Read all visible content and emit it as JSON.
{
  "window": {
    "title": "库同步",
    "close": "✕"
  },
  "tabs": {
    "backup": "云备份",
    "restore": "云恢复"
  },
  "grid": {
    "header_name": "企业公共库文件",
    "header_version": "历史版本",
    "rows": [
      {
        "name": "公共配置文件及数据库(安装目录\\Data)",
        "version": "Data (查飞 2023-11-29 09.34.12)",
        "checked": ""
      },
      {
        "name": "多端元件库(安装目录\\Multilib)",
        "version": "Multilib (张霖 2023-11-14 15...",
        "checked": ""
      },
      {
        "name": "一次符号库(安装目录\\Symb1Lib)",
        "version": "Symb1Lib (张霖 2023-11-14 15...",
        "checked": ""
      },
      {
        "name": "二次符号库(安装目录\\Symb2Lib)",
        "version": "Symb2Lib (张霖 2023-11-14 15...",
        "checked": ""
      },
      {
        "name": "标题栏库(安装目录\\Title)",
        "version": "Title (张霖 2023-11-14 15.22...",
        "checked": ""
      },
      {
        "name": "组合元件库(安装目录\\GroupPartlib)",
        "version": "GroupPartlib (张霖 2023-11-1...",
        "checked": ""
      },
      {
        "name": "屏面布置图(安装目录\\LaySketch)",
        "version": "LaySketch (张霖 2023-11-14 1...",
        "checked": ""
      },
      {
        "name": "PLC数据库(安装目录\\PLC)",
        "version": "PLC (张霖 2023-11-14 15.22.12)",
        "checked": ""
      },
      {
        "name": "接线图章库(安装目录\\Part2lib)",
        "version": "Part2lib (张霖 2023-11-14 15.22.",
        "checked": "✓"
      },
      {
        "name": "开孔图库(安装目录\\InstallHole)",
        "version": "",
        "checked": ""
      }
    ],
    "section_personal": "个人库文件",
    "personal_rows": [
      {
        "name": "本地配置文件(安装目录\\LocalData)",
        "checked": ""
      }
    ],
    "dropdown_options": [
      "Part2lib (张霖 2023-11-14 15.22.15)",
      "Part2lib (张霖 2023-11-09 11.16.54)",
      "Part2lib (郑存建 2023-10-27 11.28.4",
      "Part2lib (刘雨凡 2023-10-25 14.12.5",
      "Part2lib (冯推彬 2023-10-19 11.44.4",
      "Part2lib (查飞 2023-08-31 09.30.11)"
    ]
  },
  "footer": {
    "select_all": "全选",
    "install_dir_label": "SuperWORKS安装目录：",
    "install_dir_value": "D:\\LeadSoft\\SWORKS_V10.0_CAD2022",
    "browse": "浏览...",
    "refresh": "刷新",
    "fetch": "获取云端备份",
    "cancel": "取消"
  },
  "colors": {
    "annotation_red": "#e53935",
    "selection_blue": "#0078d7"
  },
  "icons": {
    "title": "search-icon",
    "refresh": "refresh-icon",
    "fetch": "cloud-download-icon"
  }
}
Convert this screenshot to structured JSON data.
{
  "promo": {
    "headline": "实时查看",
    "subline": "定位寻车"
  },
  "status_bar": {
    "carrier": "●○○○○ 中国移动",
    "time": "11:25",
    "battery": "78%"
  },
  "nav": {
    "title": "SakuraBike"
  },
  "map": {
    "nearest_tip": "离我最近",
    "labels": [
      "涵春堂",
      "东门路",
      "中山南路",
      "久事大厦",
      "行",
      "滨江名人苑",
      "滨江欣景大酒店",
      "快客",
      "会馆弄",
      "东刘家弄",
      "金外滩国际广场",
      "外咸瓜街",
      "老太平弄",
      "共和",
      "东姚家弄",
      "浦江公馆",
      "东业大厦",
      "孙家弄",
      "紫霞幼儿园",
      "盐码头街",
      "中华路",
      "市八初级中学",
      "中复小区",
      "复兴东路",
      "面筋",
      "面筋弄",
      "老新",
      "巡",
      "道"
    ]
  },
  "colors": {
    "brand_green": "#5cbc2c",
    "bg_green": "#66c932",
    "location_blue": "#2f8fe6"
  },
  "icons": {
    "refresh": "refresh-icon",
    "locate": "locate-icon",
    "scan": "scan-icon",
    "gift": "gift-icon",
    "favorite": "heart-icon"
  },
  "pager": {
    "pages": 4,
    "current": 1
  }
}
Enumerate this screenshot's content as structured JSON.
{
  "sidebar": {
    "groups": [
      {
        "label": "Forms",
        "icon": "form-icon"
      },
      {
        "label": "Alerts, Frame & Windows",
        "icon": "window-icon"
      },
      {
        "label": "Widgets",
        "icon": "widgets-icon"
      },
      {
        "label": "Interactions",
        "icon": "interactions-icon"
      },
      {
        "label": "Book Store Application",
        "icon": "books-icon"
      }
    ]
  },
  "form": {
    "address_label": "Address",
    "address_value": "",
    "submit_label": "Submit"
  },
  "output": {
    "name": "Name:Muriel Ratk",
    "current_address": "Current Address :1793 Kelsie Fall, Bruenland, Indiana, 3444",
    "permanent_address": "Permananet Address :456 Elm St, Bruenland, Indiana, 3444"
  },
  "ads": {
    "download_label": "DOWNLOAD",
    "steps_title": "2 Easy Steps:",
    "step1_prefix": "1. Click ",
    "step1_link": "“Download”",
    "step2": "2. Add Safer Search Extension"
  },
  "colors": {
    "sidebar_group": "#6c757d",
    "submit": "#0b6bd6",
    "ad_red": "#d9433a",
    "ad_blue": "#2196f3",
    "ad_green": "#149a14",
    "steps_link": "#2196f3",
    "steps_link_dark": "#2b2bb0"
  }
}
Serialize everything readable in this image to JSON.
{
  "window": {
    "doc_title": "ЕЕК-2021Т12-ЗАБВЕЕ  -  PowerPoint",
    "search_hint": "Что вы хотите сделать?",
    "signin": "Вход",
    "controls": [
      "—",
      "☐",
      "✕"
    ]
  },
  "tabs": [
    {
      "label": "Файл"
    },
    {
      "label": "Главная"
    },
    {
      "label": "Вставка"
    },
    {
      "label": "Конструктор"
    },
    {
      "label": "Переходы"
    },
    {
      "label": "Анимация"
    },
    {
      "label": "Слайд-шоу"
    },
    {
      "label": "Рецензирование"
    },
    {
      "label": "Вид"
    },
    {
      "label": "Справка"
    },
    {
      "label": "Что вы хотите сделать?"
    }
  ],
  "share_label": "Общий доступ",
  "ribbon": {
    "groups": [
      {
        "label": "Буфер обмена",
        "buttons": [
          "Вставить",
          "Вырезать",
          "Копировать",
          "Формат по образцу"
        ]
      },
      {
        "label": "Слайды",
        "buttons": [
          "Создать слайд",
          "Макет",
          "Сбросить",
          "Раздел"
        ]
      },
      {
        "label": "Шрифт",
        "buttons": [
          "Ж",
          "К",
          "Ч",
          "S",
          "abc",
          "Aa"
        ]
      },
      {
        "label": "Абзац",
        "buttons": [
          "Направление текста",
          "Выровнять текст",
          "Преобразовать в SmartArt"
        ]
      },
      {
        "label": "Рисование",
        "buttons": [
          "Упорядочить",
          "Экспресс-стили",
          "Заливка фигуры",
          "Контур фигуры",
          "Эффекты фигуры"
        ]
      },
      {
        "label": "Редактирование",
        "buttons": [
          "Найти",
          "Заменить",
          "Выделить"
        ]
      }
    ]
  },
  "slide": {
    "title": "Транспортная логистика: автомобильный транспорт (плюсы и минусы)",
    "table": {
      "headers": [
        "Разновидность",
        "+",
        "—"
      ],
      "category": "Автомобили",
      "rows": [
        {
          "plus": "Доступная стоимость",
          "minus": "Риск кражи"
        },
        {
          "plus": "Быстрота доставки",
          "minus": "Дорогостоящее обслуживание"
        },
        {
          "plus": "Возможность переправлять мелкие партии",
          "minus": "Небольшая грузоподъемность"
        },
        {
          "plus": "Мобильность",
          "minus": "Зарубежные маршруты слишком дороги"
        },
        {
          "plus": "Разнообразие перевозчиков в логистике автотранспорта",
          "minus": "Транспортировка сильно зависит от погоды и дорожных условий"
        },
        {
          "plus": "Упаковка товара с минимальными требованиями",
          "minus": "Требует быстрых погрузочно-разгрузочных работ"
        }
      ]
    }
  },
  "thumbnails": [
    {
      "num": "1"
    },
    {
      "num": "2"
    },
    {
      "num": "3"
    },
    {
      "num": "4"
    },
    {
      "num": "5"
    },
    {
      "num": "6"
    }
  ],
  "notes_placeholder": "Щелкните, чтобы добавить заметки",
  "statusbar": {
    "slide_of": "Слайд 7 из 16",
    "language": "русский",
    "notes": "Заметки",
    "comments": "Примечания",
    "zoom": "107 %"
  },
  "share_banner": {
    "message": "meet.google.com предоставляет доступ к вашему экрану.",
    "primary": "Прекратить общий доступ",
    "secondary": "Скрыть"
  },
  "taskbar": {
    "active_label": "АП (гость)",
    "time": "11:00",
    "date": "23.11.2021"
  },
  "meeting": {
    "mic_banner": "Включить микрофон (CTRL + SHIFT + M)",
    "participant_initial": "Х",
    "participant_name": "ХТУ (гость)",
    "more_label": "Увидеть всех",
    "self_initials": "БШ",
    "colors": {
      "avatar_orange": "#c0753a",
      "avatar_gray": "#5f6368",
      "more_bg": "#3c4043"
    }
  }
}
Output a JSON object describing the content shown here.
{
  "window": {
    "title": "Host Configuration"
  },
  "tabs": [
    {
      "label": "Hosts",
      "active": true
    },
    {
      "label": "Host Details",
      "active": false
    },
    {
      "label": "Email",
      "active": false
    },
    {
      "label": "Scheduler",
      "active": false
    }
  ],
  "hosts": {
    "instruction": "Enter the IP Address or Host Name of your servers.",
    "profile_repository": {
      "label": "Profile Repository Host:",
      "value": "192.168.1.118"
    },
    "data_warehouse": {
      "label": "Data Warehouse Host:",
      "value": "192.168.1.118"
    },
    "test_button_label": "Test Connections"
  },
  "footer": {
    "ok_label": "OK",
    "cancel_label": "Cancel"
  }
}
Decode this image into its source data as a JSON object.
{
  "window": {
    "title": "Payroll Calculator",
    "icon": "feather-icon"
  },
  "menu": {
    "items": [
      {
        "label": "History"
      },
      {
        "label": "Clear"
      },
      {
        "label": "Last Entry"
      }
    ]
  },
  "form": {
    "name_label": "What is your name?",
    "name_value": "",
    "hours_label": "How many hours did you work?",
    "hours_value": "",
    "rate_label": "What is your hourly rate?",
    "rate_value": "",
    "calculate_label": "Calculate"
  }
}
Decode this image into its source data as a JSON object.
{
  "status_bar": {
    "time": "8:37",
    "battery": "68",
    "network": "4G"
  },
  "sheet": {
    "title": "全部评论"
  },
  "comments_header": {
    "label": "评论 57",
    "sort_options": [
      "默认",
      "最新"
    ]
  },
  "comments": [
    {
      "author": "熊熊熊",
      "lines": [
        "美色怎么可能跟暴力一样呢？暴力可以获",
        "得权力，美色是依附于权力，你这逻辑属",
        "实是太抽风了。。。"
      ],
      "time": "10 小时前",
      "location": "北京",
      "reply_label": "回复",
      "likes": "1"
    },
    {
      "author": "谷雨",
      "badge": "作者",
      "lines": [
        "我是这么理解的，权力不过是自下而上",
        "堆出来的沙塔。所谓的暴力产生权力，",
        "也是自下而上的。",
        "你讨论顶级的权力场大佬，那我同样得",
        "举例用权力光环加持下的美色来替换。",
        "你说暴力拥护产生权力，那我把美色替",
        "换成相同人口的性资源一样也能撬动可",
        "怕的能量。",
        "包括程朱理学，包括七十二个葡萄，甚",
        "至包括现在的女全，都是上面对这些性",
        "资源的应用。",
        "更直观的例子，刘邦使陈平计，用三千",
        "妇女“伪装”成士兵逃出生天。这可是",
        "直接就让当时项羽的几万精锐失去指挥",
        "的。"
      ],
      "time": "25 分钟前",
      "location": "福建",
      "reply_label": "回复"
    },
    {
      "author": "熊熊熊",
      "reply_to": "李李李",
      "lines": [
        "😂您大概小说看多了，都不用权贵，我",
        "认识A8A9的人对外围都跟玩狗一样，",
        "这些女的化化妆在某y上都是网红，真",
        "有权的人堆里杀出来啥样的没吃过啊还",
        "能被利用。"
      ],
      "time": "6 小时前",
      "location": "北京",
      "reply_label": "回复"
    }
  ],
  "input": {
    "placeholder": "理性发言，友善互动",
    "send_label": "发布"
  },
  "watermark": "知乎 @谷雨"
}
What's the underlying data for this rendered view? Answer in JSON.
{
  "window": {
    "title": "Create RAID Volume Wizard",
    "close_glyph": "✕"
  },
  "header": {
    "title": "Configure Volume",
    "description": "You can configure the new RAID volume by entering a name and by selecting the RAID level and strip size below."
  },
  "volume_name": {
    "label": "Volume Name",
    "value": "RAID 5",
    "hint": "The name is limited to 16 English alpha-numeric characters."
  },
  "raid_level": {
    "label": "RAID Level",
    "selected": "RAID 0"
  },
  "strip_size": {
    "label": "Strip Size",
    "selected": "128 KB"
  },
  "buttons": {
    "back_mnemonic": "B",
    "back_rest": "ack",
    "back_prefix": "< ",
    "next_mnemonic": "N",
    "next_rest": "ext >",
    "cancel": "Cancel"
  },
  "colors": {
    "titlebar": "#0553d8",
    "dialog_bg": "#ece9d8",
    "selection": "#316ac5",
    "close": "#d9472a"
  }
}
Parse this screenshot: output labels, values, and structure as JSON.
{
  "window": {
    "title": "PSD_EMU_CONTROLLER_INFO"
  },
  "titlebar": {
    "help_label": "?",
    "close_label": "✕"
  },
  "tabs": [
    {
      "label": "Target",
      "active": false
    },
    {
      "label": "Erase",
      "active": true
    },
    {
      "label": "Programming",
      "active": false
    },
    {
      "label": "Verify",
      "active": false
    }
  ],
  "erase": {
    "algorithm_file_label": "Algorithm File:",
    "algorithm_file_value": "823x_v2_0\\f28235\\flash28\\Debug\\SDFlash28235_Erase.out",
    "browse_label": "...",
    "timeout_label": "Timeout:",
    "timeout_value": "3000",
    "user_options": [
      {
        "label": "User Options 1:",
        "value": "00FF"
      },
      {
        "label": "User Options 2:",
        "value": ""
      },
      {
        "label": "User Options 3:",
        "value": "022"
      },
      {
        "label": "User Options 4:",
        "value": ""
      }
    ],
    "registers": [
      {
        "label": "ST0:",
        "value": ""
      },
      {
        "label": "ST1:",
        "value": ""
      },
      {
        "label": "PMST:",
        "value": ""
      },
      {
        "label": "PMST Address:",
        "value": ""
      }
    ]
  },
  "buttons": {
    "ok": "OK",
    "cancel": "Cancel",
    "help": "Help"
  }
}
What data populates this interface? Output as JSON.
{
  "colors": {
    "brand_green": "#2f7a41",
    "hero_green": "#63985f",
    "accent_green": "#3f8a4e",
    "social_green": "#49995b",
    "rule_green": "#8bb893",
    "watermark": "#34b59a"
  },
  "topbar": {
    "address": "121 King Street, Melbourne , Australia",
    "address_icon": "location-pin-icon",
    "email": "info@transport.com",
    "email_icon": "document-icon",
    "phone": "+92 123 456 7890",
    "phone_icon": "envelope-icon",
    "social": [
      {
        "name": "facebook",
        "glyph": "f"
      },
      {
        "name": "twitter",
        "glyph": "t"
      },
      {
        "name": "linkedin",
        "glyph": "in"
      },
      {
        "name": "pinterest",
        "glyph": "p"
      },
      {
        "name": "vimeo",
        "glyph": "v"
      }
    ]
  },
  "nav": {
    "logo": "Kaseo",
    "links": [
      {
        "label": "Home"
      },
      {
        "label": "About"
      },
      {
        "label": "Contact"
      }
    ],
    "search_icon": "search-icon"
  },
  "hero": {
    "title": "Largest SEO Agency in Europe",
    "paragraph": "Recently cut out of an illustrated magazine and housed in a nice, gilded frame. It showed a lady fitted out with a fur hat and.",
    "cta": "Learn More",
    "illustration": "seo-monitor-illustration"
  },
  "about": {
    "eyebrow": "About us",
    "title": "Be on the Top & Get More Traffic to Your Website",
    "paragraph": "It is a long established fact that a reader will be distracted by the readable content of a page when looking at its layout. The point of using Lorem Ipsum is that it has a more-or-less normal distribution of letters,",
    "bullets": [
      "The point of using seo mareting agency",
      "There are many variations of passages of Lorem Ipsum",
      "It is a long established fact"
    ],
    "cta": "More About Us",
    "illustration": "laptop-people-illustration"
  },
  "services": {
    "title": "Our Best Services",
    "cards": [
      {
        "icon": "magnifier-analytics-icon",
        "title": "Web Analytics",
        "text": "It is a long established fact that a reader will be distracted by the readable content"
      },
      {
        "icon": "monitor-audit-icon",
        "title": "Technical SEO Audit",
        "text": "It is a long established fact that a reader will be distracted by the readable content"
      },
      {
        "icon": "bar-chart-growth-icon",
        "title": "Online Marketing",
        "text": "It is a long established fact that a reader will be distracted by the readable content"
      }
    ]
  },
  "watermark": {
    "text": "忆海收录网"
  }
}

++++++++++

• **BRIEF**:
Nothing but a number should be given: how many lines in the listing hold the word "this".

• **RESULT OF THE EXERCISE**:
8